Irma Löwenstein, née Sametz, lived with her husband Oscar (also Oskar) Löwenstein, founder of the Neues Wiener Journal at Landstraßer Hauptstraße 88 in Vienna's 3rd district. A successful publisher, he amassed an art collection over the years and gave it to his wife in 1934. After the annexation of Austria to the German Reich, the Löwensteins were persecuted by the Nazis because of their Jewish origins and had to make asset declarations to the Vermögensverkehrsstelle (VVSt) (Property Transaction Office). The art expert Emmerich Schaffran valued Irma Löwenstein's collection of paintings (including works by Ferdinand Georg Waldmüller, August von Pettenkofen and Pietro Perugino), watercolours, prints, applied art, silver and carpets in June 1938 at around 80,000 Reichsmarks. In preparation for flight, Irma Löwenstein applied to the Zentralstelle für Denkmalschutz (Central Monument Protection Office) in August 1938 for permission to export the collection.
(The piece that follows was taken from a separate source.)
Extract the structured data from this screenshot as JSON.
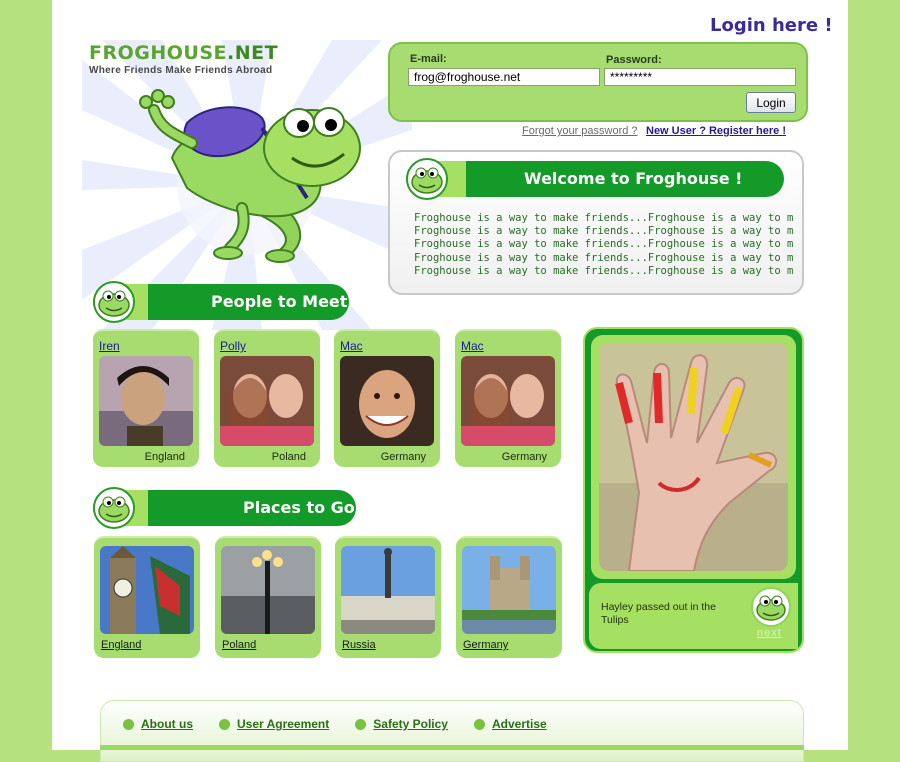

After Irma and Oscar Löwenstein had emigrated initially to Brussels and from there to their stepson Wilhelm Hübsch in London, the VVSt brought charges against them in October 1938 for "concealment of assets". It accused them specifically of not having declared a Bösendorfer grand piano, of shipping four paintings without authorization to London, and of giving away three objects and selling the painting Village Scene by Joost Cornelisz Droochsloot without permission. In summer 1938 Irma and Oscar Löwenstein had sold three Waldmüller paintings to Maria Almas Dietrich to raise money. According to the VVSt, this sale had been "properly declared". On 27 November 1939, the Reichsfluchtsteuerstelle (Reich Flight Tax office) demanded around 58,000 Reichsmarks from the Löwensteins, who had already emigrated; including arrears and fees, the claim had increased by 1944 to around 127,000 Reichsmarks. This amount was directly debited in 1944 from the Löwensteins' frozen account and credited to the account of the Innere Stadt-Ost tax office. From the transport goods stored under the stepson's name with Spedition Oberndorfer, Bellariastraße 10, the Gestapo seized two crates with bronzes, applied art and four paintings (Adrian van der Werff, Schön, Charlemont, Gérard).
After the war, Irma Löwenstein, widowed since 1942, attempted to have her property restituted. In 1948, now under the name Brunninghausen, she sought to find the whereabouts of the painting Duel in the Au, which she had left in safekeeping with acquaintances in Vienna. It transpired that the painting had been auctioned in 1940 in Galerie Artaria, but its whereabouts could not be ascertained. In 1956 Irma Austin-Löwenstein (now remarried) applied to the Republic of Austria for restitution of the artworks seized by the Gestapo in 1941. The Republic of Austria in turn applied for their restitution from the Federal Republic of Germany (FRG). The application was rejected in 1959 because of lack of evidence that the painting was in the FRG. The three Waldmüller paintings, The Beggar, Visit of the Grandparents and Wine Festival in a Tavern, which the Löwensteins had sold under pressure in summer 1938 to Maria Almas Dietrich, had become the property of FRG after the war via the Central Collecting Point in Munich after Almas Dietrich had made them available to the "Sonderauftrag Linz". They were returned to the legal successors of Irma Austin-Löwensteins in 2019.